* _What the task asks_
Retype every record below exactly as it is written.

* _Data for analysis_

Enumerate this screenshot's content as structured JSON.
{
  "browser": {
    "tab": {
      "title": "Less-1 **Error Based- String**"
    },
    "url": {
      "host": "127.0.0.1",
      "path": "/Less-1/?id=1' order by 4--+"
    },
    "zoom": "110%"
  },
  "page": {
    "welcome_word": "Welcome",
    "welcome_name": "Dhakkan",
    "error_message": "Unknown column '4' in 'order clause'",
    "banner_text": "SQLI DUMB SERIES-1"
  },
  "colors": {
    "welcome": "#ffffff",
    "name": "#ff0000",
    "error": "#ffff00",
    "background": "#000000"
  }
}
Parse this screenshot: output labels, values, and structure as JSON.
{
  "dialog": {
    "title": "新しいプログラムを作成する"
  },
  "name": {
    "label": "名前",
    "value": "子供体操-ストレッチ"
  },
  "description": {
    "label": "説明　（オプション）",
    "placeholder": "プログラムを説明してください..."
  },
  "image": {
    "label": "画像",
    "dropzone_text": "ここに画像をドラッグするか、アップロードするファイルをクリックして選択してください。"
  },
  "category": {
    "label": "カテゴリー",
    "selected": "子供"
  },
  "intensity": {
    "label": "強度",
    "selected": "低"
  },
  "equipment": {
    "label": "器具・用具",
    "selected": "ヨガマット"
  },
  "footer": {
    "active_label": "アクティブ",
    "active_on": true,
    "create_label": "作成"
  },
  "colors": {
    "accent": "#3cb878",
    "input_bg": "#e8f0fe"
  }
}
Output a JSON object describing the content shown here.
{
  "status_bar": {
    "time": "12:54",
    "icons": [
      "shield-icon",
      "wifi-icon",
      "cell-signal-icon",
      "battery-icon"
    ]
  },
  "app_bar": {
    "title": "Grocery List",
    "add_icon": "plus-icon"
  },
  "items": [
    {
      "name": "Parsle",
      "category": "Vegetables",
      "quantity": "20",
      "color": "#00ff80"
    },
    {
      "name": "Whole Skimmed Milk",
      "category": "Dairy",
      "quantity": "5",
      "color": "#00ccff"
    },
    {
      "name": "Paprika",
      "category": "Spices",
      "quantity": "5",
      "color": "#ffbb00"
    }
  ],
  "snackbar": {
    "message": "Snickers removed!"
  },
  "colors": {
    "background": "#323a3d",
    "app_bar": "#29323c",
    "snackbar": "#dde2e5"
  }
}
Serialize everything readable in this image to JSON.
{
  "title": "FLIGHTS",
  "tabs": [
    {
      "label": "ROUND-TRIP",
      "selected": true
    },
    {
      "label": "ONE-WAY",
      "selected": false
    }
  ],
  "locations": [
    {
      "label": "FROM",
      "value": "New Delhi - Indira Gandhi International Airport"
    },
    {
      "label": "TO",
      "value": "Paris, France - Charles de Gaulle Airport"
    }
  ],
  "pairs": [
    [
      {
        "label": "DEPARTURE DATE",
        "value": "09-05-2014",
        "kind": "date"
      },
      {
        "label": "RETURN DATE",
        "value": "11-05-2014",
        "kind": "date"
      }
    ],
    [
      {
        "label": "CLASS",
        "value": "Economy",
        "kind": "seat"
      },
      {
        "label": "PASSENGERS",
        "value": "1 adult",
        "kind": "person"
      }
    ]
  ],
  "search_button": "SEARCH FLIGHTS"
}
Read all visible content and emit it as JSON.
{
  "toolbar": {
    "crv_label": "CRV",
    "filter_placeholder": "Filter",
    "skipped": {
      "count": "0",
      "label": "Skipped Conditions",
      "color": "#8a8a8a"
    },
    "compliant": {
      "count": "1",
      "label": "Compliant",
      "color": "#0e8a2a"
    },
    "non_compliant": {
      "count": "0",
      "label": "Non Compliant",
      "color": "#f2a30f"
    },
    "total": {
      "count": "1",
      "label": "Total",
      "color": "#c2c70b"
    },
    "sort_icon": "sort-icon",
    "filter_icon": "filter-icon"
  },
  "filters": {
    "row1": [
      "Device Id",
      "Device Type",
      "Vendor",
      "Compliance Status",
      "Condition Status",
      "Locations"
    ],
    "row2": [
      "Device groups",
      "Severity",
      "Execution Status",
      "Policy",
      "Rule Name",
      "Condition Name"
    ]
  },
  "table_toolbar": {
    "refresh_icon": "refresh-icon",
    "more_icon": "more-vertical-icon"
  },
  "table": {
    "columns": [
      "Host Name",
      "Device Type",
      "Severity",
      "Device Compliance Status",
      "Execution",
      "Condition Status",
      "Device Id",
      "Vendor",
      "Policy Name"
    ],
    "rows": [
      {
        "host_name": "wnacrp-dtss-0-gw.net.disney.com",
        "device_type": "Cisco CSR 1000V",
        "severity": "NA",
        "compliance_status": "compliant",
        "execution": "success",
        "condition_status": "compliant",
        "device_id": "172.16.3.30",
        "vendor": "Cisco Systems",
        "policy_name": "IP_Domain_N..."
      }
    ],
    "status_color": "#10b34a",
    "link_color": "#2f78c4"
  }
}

* _Reply_
Enumerate this screenshot's content as structured JSON.
{
  "browser": {
    "tab": {
      "title": "Less-1 **Error Based- String**"
    },
    "url": {
      "host": "127.0.0.1",
      "path": "/Less-1/?id=1' order by 4--+"
    },
    "zoom": "110%"
  },
  "page": {
    "welcome_word": "Welcome",
    "welcome_name": "Dhakkan",
    "error_message": "Unknown column '4' in 'order clause'",
    "banner_text": "SQLI DUMB SERIES-1"
  },
  "colors": {
    "welcome": "#ffffff",
    "name": "#ff0000",
    "error": "#ffff00",
    "background": "#000000"
  }
}
Parse this screenshot: output labels, values, and structure as JSON.
{
  "dialog": {
    "title": "新しいプログラムを作成する"
  },
  "name": {
    "label": "名前",
    "value": "子供体操-ストレッチ"
  },
  "description": {
    "label": "説明　（オプション）",
    "placeholder": "プログラムを説明してください..."
  },
  "image": {
    "label": "画像",
    "dropzone_text": "ここに画像をドラッグするか、アップロードするファイルをクリックして選択してください。"
  },
  "category": {
    "label": "カテゴリー",
    "selected": "子供"
  },
  "intensity": {
    "label": "強度",
    "selected": "低"
  },
  "equipment": {
    "label": "器具・用具",
    "selected": "ヨガマット"
  },
  "footer": {
    "active_label": "アクティブ",
    "active_on": true,
    "create_label": "作成"
  },
  "colors": {
    "accent": "#3cb878",
    "input_bg": "#e8f0fe"
  }
}
Output a JSON object describing the content shown here.
{
  "status_bar": {
    "time": "12:54",
    "icons": [
      "shield-icon",
      "wifi-icon",
      "cell-signal-icon",
      "battery-icon"
    ]
  },
  "app_bar": {
    "title": "Grocery List",
    "add_icon": "plus-icon"
  },
  "items": [
    {
      "name": "Parsle",
      "category": "Vegetables",
      "quantity": "20",
      "color": "#00ff80"
    },
    {
      "name": "Whole Skimmed Milk",
      "category": "Dairy",
      "quantity": "5",
      "color": "#00ccff"
    },
    {
      "name": "Paprika",
      "category": "Spices",
      "quantity": "5",
      "color": "#ffbb00"
    }
  ],
  "snackbar": {
    "message": "Snickers removed!"
  },
  "colors": {
    "background": "#323a3d",
    "app_bar": "#29323c",
    "snackbar": "#dde2e5"
  }
}
Serialize everything readable in this image to JSON.
{
  "title": "FLIGHTS",
  "tabs": [
    {
      "label": "ROUND-TRIP",
      "selected": true
    },
    {
      "label": "ONE-WAY",
      "selected": false
    }
  ],
  "locations": [
    {
      "label": "FROM",
      "value": "New Delhi - Indira Gandhi International Airport"
    },
    {
      "label": "TO",
      "value": "Paris, France - Charles de Gaulle Airport"
    }
  ],
  "pairs": [
    [
      {
        "label": "DEPARTURE DATE",
        "value": "09-05-2014",
        "kind": "date"
      },
      {
        "label": "RETURN DATE",
        "value": "11-05-2014",
        "kind": "date"
      }
    ],
    [
      {
        "label": "CLASS",
        "value": "Economy",
        "kind": "seat"
      },
      {
        "label": "PASSENGERS",
        "value": "1 adult",
        "kind": "person"
      }
    ]
  ],
  "search_button": "SEARCH FLIGHTS"
}
Read all visible content and emit it as JSON.
{
  "toolbar": {
    "crv_label": "CRV",
    "filter_placeholder": "Filter",
    "skipped": {
      "count": "0",
      "label": "Skipped Conditions",
      "color": "#8a8a8a"
    },
    "compliant": {
      "count": "1",
      "label": "Compliant",
      "color": "#0e8a2a"
    },
    "non_compliant": {
      "count": "0",
      "label": "Non Compliant",
      "color": "#f2a30f"
    },
    "total": {
      "count": "1",
      "label": "Total",
      "color": "#c2c70b"
    },
    "sort_icon": "sort-icon",
    "filter_icon": "filter-icon"
  },
  "filters": {
    "row1": [
      "Device Id",
      "Device Type",
      "Vendor",
      "Compliance Status",
      "Condition Status",
      "Locations"
    ],
    "row2": [
      "Device groups",
      "Severity",
      "Execution Status",
      "Policy",
      "Rule Name",
      "Condition Name"
    ]
  },
  "table_toolbar": {
    "refresh_icon": "refresh-icon",
    "more_icon": "more-vertical-icon"
  },
  "table": {
    "columns": [
      "Host Name",
      "Device Type",
      "Severity",
      "Device Compliance Status",
      "Execution",
      "Condition Status",
      "Device Id",
      "Vendor",
      "Policy Name"
    ],
    "rows": [
      {
        "host_name": "wnacrp-dtss-0-gw.net.disney.com",
        "device_type": "Cisco CSR 1000V",
        "severity": "NA",
        "compliance_status": "compliant",
        "execution": "success",
        "condition_status": "compliant",
        "device_id": "172.16.3.30",
        "vendor": "Cisco Systems",
        "policy_name": "IP_Domain_N..."
      }
    ],
    "status_color": "#10b34a",
    "link_color": "#2f78c4"
  }
}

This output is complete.